COVID testing, weeklong quarantines, face masks and an 8-foot extension of the platform to enable social distancing between the players. These are the exceptional measures required to make a Minnesota Orchestra concert happen in the coronavirus era.
Friday wasn't a typical evening, of course. There was no audience present — the concert was broadcast live on TPT-MN, Minnesota Public Radio and the orchestra's website (where this program can still be viewed) — and Orchestra Hall's warm acoustic had a slightly cavernous quality as a consequence.
Still, there were things to celebrate, not least the orchestra's first performance of a symphony since March.
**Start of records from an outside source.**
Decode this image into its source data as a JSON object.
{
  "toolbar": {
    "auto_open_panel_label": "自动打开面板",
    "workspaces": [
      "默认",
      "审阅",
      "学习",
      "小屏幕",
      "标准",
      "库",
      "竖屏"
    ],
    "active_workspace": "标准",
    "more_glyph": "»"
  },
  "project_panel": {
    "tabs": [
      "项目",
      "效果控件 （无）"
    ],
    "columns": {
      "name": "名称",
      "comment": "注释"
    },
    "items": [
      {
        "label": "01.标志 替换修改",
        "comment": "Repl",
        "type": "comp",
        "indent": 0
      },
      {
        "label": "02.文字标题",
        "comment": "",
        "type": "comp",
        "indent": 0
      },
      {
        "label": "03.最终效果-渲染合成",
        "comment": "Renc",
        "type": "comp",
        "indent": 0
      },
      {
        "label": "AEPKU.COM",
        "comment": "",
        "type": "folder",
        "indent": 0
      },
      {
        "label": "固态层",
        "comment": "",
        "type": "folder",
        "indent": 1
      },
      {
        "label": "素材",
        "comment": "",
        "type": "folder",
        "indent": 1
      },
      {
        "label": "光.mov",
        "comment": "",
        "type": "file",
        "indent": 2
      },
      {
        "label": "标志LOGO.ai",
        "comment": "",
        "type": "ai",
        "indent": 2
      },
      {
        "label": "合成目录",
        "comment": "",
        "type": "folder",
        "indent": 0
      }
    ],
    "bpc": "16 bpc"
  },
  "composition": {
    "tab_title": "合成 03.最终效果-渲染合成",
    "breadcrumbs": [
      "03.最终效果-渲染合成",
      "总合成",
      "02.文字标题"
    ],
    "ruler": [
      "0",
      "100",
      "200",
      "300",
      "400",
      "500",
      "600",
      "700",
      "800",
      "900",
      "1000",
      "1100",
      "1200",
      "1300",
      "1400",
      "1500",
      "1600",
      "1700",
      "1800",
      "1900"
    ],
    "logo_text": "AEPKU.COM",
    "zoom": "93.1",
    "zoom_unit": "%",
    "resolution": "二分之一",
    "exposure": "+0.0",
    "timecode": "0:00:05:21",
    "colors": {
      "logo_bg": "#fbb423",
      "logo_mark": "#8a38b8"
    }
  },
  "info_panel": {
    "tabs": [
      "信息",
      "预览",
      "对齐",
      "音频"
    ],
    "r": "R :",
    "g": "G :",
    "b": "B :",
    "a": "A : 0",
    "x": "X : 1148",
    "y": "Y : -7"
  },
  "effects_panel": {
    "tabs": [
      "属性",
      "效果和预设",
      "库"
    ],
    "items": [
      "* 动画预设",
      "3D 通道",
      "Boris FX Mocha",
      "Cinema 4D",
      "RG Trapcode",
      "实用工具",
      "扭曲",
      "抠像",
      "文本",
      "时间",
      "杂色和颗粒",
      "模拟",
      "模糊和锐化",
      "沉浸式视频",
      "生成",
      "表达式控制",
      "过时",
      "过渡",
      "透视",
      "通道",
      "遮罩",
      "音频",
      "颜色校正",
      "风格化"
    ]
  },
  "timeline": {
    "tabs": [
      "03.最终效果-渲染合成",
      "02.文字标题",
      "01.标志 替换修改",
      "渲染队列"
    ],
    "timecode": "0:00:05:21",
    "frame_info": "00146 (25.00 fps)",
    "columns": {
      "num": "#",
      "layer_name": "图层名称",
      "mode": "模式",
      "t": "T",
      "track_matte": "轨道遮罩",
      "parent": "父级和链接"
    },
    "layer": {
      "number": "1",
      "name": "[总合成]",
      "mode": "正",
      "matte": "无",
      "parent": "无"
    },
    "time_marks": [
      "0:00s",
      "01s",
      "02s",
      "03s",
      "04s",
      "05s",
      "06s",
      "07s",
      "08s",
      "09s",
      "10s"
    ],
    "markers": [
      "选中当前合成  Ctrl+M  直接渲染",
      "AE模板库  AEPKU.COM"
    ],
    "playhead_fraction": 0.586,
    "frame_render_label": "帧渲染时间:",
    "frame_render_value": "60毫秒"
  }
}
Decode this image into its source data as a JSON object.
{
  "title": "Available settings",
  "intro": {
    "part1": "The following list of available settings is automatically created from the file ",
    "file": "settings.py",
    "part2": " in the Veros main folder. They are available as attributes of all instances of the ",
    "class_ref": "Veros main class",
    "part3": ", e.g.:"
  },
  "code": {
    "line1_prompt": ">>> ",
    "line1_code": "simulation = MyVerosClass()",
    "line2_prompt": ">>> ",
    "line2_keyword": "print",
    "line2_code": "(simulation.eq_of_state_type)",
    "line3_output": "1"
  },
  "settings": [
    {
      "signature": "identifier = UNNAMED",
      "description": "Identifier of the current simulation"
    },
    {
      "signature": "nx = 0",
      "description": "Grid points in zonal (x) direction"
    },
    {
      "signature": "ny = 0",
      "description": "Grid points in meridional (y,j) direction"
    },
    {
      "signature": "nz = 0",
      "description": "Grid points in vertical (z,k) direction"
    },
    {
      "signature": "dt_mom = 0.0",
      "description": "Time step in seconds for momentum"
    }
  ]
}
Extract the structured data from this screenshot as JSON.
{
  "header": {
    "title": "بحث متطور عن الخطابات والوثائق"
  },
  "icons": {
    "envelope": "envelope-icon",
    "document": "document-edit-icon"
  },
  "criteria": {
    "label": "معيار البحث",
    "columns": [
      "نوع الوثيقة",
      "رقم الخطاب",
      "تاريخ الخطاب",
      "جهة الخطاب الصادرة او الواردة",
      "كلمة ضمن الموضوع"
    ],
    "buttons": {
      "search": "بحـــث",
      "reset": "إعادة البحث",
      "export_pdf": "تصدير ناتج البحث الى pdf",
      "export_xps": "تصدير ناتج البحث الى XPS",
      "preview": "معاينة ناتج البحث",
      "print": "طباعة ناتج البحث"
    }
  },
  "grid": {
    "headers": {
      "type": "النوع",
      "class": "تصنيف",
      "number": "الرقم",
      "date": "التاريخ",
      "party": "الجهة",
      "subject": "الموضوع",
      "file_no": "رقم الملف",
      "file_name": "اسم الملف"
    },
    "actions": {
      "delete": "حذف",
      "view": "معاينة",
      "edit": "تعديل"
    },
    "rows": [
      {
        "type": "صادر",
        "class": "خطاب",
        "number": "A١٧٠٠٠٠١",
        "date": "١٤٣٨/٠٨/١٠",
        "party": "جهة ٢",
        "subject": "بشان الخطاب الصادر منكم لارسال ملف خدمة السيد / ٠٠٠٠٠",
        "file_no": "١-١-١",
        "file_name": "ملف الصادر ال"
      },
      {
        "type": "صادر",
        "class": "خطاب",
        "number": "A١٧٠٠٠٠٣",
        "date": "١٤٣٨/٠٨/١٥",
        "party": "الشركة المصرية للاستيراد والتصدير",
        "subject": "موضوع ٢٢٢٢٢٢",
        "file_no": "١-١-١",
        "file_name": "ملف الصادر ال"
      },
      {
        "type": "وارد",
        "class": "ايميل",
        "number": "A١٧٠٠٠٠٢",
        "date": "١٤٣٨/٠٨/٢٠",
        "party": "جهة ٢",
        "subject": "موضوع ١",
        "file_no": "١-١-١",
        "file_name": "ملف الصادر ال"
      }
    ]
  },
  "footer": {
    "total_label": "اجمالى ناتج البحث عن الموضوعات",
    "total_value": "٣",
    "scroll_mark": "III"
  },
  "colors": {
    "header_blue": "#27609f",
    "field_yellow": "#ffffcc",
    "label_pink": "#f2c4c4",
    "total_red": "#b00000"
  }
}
Social distancing math allowed only 42 players onstage, but that was perfect for Beethoven's First Symphony, led by the orchestra's former associate conductor William Eddins.
Conducting without a baton, using body language that ranged from muscular lunges to elegantly balletic hand gestures, Eddins elicited a performance that thrillingly combined trenchancy with a pronounced feeling for the music's many moments of lyricism and lightness.
Eddins' speeds were somewhat slower than has become usual in Beethoven, which gave string players in particular the room to properly etch the bustling rhythms of the opening movement, and lent a satisfying architectural profile to the music.
Both inner movements had a relaxed, unhurried quality in which wit and warmth emerged naturally. The finale had power aplenty, but delicacy, too, with none of the hell-for-leather histrionics that conductors often use to italicize the young Beethoven's sense of derring-do and adventure.
Eddins' interpretation was subtle and nuanced, and played with intelligence and alacrity by the orchestra. I can't remember the last time I enjoyed a performance of the First Symphony more.
Earlier the hourlong program had started with two chamber music pieces, the first a string quartet by U.K.-based Jamaican composer Eleanor Alberga.
The quartet (her second) is a single 15-minute movement, combining some of the raw abandon and joyfulness of Jamaican music with dashes of Bartókian astringency and dollops of cross-cultural Villa-Lobos in the textures. It's a strongly rhythmic piece spiced with dancing pizzicatos and growling cello tremolandos, and was played for all its worth by violinists Natsuki Kumagai and Catherine Schubilske, violist Gareth Zehngut and cellist Silver Ainomäe.
Back in pre-lockdown February, the orchestra appointed Marguerite Lynn Williams as its principal harp. Who could have imagined then that it would take eight months to make her debut.
That moment finally arrived on Friday, when she took center-stage in a performance of Ravel's Introduction and Allegro, a piece written in 1905 to demonstrate what the Érard company's double-action pedal harp could do. The camera caught a tantalizing glimpse of Williams' own harp pedals during an introduction to the piece, looking as complicated as a gear shifter on a semi.
Her playing, though, was mellifluously measured and seductive, with principal flute Adam Kuenzel and clarinetist Timothy Zavadil among the cast of six supporting players.
Terry Blain is a freelance classical music critic for the Star Tribune. • email@example.com